Will the newcomers adjust? Will they fit in? Will they change our traditional ways?
And yet, our traditional ways, such as they are, persist. Canadians of all races and creeds pay homage to iconic symbols of a shared nationhood – medicare, Tim Hortons (which, typically, is U.S.-owned) and the former theme song of Hockey Night in Canada.
Even the alleged terrorists involved in the so-called Toronto 18 plot to behead the prime minister spent much of their time driving from one Tim Hortons doughnut shop to another, ordering what aficionados of the genre call "four-by-four" coffees (four creams, four sugars).
In temperament, we are as we have always been – realistically optimistic with a touch of grim fatalism. As Hollywood can attest, irony is our main cultural export.
Even our superlatives are muted. Pretty good. Not bad. Could be worse.
From Alice Munro to Rohinton Mistry to Margaret Atwood, our most celebrated authors are pessimists. It was Atwood who famously identified survival as the great Canadian theme.
We are rich from our natural resources. Yet even as we count the cash from these resources, we worry that being mere hewers of wood and drawers of water demonstrates a kind of moral failure.
For a while, we yearned to be a manufacturing giant like, say, Pennsylvania – until that Northeastern U.S. state collapsed into a rust belt of failed steel plants and bankrupt fabricators.
Then, we longed to build a so-called Silicon Valley north – until those jobs began to disappear to low-wage countries such as India.
So, we shrug our shoulders, worry about the Arctic ice cap, complain about the high price of gasoline, and pocket the rewards, direct or otherwise, from this high price.
We are not sure what’s going to happen but figure we should stick it out anyway. We’ve lasted this long. Maybe we can last another 141 years.
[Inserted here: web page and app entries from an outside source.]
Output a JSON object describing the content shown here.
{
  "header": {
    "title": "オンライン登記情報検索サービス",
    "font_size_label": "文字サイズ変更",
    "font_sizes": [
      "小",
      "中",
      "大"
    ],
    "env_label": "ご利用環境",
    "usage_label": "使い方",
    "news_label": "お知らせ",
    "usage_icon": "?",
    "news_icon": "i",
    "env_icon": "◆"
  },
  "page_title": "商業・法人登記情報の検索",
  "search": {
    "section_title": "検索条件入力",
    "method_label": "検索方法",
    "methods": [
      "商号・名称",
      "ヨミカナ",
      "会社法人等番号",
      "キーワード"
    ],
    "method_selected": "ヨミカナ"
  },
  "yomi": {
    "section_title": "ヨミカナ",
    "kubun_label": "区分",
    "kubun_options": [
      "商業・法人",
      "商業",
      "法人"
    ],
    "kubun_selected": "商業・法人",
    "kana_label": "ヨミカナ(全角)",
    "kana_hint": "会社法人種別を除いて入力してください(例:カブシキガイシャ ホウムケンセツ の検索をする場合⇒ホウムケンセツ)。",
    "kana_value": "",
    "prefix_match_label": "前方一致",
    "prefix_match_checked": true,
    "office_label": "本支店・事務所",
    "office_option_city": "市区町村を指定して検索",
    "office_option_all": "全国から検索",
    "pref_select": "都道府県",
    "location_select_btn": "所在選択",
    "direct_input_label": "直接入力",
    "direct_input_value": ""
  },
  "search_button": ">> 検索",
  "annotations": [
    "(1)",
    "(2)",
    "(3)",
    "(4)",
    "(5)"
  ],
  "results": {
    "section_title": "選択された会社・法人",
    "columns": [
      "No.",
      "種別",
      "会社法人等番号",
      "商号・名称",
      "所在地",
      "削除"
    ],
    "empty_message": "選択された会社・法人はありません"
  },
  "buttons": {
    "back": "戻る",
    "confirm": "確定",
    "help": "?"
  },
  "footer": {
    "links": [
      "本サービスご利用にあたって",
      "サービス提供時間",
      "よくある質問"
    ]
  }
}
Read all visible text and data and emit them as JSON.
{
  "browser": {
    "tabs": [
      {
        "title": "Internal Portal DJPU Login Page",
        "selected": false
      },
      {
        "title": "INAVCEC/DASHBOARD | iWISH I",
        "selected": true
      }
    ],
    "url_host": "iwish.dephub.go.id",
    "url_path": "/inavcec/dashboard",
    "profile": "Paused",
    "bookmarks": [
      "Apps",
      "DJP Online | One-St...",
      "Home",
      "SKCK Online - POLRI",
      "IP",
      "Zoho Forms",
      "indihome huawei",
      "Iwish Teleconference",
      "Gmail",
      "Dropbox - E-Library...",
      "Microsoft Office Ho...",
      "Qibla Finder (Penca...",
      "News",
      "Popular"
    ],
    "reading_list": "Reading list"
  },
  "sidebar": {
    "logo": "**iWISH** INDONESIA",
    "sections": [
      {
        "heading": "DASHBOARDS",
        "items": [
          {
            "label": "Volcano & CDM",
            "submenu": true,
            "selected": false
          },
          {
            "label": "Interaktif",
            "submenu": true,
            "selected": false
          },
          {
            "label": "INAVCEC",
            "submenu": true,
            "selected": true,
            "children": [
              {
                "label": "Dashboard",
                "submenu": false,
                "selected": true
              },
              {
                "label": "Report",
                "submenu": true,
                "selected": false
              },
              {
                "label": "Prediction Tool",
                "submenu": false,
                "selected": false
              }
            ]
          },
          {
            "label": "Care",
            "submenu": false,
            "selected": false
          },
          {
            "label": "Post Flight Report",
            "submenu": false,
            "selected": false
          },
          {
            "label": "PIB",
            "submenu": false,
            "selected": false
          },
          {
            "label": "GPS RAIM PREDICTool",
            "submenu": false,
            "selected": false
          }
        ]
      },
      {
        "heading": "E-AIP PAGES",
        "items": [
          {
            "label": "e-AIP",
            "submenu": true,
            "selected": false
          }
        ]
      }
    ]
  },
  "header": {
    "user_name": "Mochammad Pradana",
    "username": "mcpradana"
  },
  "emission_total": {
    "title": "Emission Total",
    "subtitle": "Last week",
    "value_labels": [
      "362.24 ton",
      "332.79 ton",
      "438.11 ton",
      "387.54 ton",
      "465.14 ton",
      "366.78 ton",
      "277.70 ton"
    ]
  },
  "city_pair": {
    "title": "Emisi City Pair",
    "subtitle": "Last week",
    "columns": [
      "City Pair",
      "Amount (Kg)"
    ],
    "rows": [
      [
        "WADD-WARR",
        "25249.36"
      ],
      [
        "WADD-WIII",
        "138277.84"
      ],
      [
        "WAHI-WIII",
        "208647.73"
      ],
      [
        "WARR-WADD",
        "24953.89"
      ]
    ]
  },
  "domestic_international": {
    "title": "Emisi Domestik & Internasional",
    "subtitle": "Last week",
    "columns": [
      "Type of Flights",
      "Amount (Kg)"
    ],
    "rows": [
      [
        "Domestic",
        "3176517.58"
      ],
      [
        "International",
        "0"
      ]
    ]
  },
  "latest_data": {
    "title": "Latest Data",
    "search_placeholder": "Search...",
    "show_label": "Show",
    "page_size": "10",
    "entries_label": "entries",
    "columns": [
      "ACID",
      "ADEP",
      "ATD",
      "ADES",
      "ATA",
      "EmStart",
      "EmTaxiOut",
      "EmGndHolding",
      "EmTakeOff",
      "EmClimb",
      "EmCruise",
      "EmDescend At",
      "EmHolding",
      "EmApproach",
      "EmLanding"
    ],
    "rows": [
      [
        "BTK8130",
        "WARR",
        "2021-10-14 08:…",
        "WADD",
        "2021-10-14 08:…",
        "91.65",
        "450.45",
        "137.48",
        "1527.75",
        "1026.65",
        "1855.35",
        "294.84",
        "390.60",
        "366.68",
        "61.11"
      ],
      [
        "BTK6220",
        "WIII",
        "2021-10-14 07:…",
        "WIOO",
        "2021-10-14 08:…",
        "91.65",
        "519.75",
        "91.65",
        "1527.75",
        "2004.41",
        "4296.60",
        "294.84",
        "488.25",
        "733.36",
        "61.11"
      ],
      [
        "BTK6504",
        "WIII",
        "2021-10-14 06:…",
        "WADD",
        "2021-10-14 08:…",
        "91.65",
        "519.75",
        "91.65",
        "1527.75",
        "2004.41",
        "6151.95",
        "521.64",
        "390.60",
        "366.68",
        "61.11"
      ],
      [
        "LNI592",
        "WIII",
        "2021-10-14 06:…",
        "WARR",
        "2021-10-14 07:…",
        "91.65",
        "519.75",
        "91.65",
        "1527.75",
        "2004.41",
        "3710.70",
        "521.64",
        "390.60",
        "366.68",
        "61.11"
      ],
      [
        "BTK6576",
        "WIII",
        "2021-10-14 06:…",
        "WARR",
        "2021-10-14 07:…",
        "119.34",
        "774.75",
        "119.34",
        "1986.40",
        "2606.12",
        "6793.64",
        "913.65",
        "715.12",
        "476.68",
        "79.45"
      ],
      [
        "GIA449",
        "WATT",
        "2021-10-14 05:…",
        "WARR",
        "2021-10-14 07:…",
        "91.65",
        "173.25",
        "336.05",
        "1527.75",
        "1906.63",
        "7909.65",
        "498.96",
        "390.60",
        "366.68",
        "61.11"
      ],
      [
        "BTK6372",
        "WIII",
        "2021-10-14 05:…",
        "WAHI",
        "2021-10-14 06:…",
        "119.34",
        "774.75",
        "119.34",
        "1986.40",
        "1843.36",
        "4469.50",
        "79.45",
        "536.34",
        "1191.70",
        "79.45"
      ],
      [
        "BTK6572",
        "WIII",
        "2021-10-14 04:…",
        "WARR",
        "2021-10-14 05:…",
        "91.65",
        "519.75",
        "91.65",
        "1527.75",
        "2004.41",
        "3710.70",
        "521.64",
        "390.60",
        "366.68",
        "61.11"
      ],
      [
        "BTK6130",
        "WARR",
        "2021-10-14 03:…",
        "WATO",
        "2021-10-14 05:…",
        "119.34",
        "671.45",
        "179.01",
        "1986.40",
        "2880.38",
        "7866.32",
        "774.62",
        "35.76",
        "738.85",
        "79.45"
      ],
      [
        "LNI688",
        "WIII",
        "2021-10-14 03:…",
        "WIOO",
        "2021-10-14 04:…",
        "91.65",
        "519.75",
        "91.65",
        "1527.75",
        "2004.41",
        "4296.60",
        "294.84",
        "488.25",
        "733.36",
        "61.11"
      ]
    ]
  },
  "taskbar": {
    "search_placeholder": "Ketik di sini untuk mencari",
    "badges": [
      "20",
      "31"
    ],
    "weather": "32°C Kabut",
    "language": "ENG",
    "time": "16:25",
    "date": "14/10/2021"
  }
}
Things may not be always great. But really, they could be worse.
Thomas Walkom’s regular column appears Wednesday and Saturday.